START DATA FOR ANALYSIS
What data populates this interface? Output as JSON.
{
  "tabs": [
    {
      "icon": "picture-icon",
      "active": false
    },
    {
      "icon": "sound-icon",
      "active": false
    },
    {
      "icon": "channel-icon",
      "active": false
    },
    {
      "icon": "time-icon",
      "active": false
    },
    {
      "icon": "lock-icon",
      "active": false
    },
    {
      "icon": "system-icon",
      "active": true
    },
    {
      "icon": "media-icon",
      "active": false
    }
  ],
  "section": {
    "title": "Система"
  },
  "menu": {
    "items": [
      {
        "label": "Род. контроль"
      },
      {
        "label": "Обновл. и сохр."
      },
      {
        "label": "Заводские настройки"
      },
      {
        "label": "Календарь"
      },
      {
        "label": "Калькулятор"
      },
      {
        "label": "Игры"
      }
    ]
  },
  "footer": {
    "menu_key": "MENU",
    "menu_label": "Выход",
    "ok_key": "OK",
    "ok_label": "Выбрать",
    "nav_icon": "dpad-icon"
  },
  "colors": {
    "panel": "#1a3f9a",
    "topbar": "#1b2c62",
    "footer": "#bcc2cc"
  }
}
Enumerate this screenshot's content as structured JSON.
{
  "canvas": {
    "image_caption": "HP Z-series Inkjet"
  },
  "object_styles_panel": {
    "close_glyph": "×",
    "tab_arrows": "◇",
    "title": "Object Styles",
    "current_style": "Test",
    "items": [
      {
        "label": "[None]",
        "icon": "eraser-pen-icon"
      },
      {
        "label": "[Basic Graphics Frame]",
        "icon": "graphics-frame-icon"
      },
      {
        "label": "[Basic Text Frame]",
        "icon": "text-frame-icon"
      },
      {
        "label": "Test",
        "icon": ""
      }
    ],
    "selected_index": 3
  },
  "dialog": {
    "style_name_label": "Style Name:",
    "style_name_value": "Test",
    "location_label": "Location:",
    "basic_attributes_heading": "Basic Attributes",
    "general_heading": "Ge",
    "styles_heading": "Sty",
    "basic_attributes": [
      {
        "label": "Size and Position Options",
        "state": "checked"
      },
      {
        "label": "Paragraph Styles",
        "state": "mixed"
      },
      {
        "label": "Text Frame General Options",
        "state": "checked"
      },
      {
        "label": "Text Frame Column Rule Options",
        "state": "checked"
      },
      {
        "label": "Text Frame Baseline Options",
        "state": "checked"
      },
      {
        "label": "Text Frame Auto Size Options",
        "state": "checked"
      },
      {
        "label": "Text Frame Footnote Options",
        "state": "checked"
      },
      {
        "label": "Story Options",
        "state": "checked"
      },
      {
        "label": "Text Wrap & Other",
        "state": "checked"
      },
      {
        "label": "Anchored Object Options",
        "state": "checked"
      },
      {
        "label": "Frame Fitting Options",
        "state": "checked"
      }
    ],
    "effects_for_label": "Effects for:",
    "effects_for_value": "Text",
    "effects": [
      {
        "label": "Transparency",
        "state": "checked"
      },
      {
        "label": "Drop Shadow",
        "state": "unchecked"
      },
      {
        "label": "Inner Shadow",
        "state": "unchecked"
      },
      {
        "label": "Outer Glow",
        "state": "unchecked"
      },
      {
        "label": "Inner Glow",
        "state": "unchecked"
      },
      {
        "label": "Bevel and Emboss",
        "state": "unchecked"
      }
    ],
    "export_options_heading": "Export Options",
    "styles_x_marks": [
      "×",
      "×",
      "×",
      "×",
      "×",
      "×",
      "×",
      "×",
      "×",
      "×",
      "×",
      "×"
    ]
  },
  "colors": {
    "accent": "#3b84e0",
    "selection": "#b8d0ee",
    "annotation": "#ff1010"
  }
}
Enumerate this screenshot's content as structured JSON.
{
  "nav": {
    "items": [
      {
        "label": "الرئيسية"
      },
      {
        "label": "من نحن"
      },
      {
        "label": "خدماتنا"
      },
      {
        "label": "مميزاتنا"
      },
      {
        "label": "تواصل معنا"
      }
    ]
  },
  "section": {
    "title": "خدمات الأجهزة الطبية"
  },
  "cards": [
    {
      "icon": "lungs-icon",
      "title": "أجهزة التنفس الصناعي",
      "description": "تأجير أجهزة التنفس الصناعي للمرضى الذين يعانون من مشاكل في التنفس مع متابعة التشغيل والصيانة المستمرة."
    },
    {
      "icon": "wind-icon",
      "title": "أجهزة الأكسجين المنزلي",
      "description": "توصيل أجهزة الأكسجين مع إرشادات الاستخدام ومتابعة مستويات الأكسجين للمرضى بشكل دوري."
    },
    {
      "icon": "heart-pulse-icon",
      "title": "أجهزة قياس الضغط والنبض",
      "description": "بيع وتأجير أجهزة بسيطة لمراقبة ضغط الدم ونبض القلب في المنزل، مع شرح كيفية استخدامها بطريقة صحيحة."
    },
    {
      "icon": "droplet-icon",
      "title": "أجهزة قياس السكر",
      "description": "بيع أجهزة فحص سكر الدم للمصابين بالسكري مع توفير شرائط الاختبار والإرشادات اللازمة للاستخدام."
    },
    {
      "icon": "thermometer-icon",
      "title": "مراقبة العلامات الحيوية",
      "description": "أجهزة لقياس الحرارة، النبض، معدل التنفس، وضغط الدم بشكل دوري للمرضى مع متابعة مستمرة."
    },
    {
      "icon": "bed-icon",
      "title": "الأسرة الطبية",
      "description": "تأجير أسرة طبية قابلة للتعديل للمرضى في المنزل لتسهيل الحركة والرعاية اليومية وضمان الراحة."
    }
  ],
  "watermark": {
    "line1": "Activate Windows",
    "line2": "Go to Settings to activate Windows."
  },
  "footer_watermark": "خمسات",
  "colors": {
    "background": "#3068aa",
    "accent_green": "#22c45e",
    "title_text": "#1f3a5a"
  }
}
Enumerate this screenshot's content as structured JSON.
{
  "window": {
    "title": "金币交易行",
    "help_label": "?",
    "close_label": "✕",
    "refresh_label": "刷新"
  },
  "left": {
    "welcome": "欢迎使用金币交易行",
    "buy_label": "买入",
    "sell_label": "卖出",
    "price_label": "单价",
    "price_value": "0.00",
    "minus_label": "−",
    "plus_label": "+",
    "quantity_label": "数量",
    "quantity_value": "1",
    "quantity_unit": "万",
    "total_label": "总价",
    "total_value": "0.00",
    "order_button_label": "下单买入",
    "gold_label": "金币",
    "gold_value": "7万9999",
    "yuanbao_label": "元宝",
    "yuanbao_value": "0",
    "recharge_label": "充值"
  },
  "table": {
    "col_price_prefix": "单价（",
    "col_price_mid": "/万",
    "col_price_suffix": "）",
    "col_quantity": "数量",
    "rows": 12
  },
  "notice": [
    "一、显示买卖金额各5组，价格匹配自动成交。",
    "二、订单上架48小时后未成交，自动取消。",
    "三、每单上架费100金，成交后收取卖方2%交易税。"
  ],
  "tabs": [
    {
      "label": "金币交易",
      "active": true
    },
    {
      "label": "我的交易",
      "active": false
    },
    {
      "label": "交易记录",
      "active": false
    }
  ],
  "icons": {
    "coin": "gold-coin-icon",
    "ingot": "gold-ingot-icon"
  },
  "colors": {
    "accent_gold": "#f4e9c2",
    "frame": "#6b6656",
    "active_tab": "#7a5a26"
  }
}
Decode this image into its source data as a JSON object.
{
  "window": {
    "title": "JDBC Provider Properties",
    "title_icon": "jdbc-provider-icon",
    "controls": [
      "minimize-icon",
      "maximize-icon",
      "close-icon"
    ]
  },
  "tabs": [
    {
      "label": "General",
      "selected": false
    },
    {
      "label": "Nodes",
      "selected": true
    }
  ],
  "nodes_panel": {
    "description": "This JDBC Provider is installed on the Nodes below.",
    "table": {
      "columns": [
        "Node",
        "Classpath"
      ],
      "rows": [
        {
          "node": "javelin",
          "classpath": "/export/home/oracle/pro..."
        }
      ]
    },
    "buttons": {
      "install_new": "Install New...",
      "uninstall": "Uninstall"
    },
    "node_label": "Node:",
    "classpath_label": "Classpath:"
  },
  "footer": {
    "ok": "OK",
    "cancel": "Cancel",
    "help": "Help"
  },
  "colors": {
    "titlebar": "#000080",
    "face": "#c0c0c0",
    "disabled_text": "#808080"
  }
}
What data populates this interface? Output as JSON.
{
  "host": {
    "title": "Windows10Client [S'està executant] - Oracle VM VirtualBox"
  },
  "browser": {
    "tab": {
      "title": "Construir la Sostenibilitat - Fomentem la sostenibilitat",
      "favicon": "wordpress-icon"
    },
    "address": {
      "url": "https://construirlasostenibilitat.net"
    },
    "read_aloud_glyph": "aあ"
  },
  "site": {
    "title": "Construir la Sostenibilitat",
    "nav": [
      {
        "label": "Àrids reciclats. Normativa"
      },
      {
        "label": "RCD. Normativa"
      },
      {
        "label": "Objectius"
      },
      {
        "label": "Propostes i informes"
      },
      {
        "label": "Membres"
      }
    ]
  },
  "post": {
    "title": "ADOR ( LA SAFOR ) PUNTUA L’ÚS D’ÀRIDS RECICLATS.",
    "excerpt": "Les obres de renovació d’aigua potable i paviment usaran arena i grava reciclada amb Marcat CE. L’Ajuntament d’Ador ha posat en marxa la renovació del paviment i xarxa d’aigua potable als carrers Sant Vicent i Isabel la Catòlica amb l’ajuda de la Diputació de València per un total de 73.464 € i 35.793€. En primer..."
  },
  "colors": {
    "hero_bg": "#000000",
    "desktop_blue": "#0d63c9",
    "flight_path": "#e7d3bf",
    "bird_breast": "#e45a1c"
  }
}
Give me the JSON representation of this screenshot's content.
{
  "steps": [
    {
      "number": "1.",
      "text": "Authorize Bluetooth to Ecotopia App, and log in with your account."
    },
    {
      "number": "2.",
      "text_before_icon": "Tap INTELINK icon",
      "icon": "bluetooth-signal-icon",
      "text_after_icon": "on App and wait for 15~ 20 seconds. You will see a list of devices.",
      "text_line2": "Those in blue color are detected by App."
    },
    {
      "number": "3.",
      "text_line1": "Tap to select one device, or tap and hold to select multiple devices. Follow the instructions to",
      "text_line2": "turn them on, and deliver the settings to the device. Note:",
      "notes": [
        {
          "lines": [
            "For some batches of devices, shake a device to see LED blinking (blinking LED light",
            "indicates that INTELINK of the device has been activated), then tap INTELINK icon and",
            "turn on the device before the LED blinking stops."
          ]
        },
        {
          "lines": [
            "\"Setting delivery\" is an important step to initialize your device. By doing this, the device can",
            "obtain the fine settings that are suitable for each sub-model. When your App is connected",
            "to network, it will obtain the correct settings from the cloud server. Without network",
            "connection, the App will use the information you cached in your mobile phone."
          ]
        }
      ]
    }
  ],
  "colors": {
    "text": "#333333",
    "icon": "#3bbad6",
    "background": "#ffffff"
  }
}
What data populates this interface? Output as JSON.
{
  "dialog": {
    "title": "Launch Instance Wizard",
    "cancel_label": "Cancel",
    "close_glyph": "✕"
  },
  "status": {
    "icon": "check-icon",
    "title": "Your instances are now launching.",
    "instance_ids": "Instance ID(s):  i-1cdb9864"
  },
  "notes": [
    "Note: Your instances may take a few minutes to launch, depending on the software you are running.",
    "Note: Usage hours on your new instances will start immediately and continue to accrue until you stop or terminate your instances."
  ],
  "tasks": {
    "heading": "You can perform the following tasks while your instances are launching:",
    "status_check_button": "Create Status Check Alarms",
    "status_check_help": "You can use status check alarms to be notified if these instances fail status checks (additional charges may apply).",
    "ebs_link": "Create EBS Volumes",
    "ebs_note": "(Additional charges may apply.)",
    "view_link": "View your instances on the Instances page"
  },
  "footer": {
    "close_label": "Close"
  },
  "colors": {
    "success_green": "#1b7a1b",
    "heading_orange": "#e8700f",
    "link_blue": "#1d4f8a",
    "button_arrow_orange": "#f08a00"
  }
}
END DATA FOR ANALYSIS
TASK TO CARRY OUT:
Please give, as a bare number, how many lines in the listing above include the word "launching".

SOLVED EXERCISE:
2